process will be improved, and the risk made
more evident if we separate specs from standards
and assert claims based on two different processes
with two different sets of inputs. As I recall,
the W3C started out like that. What information
or revelation changed that stance?
It may not fix the problem of a flawed standard,
but it could be better. I realize that the W3C
also wants implementations before it signs off,
but evidently, that hasn't work in this case.
Maybe when we know that a spec and the technology
it requests have global risks, we have
to slow it down. Given vendor domination,
it is hard to do that at the W3C and no

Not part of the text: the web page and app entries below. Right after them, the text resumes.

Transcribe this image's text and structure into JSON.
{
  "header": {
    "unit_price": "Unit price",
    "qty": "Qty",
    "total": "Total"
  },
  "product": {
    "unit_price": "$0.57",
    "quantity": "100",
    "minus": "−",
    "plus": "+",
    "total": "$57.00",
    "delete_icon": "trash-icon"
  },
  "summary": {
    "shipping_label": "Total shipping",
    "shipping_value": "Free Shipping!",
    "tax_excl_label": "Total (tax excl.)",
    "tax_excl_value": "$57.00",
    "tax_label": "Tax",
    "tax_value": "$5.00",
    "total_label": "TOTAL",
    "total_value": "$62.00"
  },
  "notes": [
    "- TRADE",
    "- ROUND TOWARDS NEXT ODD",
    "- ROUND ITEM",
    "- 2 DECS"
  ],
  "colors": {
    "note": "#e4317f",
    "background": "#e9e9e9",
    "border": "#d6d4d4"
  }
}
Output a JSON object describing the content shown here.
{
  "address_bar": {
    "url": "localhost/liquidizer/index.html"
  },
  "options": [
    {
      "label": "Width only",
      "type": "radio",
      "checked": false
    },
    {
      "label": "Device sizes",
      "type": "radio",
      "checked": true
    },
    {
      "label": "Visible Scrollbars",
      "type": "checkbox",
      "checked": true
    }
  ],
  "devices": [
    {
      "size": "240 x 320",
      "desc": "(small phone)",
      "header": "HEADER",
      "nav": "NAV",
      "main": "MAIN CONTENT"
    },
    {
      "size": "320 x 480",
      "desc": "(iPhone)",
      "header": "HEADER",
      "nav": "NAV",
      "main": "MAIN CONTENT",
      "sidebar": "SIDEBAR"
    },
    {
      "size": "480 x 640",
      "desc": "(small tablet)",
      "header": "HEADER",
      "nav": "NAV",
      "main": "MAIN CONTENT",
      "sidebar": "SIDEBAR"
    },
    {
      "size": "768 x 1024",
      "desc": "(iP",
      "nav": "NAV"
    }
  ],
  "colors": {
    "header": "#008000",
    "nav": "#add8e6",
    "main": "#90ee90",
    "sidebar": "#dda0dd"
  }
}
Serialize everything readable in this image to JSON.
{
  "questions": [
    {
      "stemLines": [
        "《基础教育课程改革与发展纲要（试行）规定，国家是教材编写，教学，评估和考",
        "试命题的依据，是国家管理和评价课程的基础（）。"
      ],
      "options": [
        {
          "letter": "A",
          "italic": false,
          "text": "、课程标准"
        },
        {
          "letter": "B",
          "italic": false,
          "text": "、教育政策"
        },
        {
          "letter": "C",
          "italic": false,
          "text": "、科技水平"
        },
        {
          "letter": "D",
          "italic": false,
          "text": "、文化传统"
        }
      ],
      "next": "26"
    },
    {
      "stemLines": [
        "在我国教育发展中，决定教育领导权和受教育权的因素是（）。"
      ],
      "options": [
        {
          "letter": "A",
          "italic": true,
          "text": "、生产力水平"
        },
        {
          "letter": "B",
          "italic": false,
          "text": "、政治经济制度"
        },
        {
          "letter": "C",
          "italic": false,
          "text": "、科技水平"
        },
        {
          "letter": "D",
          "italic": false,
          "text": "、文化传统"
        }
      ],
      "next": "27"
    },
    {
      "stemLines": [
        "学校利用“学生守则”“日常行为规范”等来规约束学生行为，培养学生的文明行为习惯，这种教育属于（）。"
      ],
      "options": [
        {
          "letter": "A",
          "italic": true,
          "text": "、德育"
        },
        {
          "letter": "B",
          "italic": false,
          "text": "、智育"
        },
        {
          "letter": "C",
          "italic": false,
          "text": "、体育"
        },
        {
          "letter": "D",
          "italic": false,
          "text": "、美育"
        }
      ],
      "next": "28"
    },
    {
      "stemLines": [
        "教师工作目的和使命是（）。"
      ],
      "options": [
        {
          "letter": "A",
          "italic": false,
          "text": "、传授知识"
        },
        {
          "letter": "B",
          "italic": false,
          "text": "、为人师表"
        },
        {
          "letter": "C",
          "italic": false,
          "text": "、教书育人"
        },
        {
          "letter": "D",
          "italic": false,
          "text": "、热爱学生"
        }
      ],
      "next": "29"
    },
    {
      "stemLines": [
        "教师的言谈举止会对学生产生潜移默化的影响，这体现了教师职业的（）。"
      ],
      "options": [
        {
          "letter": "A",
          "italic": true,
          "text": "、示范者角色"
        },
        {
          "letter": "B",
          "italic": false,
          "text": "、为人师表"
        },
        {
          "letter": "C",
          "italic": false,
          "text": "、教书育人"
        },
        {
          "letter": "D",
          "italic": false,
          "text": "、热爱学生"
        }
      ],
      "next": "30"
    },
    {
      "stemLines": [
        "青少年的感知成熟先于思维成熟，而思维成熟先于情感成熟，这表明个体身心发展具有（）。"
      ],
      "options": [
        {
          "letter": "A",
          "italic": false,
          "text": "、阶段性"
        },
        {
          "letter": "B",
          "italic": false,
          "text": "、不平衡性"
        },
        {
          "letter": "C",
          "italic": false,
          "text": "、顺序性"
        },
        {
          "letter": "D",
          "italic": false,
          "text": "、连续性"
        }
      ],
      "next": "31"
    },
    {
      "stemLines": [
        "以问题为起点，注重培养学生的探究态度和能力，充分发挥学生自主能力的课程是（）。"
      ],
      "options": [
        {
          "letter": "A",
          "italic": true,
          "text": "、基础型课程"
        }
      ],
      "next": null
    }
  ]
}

single individual should have to stand up to
that kind of pressure. If we separate these,
then we put the risks right up front.
It isn't a problem of who; it is a perception
of authority over expertise and unknowns.
DSDL appears to be sensible. Why? Because
the experts now have a solid foundation of
mistakes and successes. Factoring these out,
doing the merging is now not a matter of
guesswork. In my opinion, that makes the
technology a ripe candidate for a standard.
What is the problem here? It means a delayed
gratification and a longer risk for early
adopters. We would have to accept that we
might have to toss one or two away; even ones
we paid for. Ok. How is that diffferent than
what we are doing now?
From: Tim Bray [mailto:email@example.com]
Bullard, Claude L (Len) wrote:
> Whatever the merits of James' analysis,
> it is about two years too late.
I really hope you're wrong. Early days yet.
> Let me ask: should we quit claiming to be creating
> standards and admit the role of specifications? That
> is, one implements a spec and assumes the risk that
> it may have flaws. A standard, by contrast, should be
> relatively risk free because the implemented technologies
> and the communities that use them have uncovered them.
Oh "standards" are "risk-free" are they? I know a guy who can tell you
about the greater than a billion dollars he helped a well-known computer
company piss away betting on OSI networking. I could cite the name of a
half-dozen other "standards" that are now industry in-jokes, and so
could you Len. The notion that a standard's origin has much to do with
how good it is is unsupported by the evidence. -Tim